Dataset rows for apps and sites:
+++
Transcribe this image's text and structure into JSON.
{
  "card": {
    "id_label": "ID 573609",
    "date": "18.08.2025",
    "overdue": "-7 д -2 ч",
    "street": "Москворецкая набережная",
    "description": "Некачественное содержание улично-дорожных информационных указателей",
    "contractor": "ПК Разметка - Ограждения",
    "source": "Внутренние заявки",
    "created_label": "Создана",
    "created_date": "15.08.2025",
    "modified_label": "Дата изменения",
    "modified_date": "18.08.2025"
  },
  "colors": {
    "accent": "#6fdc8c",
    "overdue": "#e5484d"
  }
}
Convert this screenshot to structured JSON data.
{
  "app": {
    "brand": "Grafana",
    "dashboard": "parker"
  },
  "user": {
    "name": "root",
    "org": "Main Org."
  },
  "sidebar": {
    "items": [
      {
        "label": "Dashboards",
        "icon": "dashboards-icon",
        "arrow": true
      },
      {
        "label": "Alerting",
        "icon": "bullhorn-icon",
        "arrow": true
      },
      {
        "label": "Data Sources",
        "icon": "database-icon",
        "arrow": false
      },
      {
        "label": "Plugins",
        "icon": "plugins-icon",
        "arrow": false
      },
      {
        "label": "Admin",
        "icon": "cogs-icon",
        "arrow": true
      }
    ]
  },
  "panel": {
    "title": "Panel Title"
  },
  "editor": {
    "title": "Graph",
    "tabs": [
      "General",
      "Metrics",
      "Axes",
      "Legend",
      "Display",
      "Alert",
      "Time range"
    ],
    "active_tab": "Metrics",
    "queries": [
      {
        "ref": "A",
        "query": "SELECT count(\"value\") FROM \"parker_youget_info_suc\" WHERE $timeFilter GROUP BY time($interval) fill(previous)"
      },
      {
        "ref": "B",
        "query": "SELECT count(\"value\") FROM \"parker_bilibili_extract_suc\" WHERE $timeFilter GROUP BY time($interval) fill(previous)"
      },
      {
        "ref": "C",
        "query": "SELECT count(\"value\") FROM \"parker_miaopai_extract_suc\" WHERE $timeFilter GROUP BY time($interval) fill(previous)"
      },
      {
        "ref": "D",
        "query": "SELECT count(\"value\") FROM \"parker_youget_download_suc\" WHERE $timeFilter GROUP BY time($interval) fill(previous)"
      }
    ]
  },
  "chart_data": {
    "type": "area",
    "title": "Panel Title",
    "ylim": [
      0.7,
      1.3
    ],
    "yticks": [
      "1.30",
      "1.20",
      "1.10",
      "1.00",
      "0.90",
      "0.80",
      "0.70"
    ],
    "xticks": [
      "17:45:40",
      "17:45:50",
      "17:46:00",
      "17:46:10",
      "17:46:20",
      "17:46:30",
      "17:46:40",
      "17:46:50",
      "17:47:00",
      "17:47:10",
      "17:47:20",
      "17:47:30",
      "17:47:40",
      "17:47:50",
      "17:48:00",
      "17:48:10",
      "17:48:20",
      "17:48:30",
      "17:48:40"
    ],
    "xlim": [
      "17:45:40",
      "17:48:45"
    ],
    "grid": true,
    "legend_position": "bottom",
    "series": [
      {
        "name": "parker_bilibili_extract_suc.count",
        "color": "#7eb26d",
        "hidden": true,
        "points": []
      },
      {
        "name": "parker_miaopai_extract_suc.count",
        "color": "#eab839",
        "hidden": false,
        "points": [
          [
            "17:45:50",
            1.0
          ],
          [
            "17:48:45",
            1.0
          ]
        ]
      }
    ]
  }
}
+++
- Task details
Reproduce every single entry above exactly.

- Worked solution
Transcribe this image's text and structure into JSON.
{
  "card": {
    "id_label": "ID 573609",
    "date": "18.08.2025",
    "overdue": "-7 д -2 ч",
    "street": "Москворецкая набережная",
    "description": "Некачественное содержание улично-дорожных информационных указателей",
    "contractor": "ПК Разметка - Ограждения",
    "source": "Внутренние заявки",
    "created_label": "Создана",
    "created_date": "15.08.2025",
    "modified_label": "Дата изменения",
    "modified_date": "18.08.2025"
  },
  "colors": {
    "accent": "#6fdc8c",
    "overdue": "#e5484d"
  }
}
Convert this screenshot to structured JSON data.
{
  "app": {
    "brand": "Grafana",
    "dashboard": "parker"
  },
  "user": {
    "name": "root",
    "org": "Main Org."
  },
  "sidebar": {
    "items": [
      {
        "label": "Dashboards",
        "icon": "dashboards-icon",
        "arrow": true
      },
      {
        "label": "Alerting",
        "icon": "bullhorn-icon",
        "arrow": true
      },
      {
        "label": "Data Sources",
        "icon": "database-icon",
        "arrow": false
      },
      {
        "label": "Plugins",
        "icon": "plugins-icon",
        "arrow": false
      },
      {
        "label": "Admin",
        "icon": "cogs-icon",
        "arrow": true
      }
    ]
  },
  "panel": {
    "title": "Panel Title"
  },
  "editor": {
    "title": "Graph",
    "tabs": [
      "General",
      "Metrics",
      "Axes",
      "Legend",
      "Display",
      "Alert",
      "Time range"
    ],
    "active_tab": "Metrics",
    "queries": [
      {
        "ref": "A",
        "query": "SELECT count(\"value\") FROM \"parker_youget_info_suc\" WHERE $timeFilter GROUP BY time($interval) fill(previous)"
      },
      {
        "ref": "B",
        "query": "SELECT count(\"value\") FROM \"parker_bilibili_extract_suc\" WHERE $timeFilter GROUP BY time($interval) fill(previous)"
      },
      {
        "ref": "C",
        "query": "SELECT count(\"value\") FROM \"parker_miaopai_extract_suc\" WHERE $timeFilter GROUP BY time($interval) fill(previous)"
      },
      {
        "ref": "D",
        "query": "SELECT count(\"value\") FROM \"parker_youget_download_suc\" WHERE $timeFilter GROUP BY time($interval) fill(previous)"
      }
    ]
  },
  "chart_data": {
    "type": "area",
    "title": "Panel Title",
    "ylim": [
      0.7,
      1.3
    ],
    "yticks": [
      "1.30",
      "1.20",
      "1.10",
      "1.00",
      "0.90",
      "0.80",
      "0.70"
    ],
    "xticks": [
      "17:45:40",
      "17:45:50",
      "17:46:00",
      "17:46:10",
      "17:46:20",
      "17:46:30",
      "17:46:40",
      "17:46:50",
      "17:47:00",
      "17:47:10",
      "17:47:20",
      "17:47:30",
      "17:47:40",
      "17:47:50",
      "17:48:00",
      "17:48:10",
      "17:48:20",
      "17:48:30",
      "17:48:40"
    ],
    "xlim": [
      "17:45:40",
      "17:48:45"
    ],
    "grid": true,
    "legend_position": "bottom",
    "series": [
      {
        "name": "parker_bilibili_extract_suc.count",
        "color": "#7eb26d",
        "hidden": true,
        "points": []
      },
      {
        "name": "parker_miaopai_extract_suc.count",
        "color": "#eab839",
        "hidden": false,
        "points": [
          [
            "17:45:50",
            1.0
          ],
          [
            "17:48:45",
            1.0
          ]
        ]
      }
    ]
  }
}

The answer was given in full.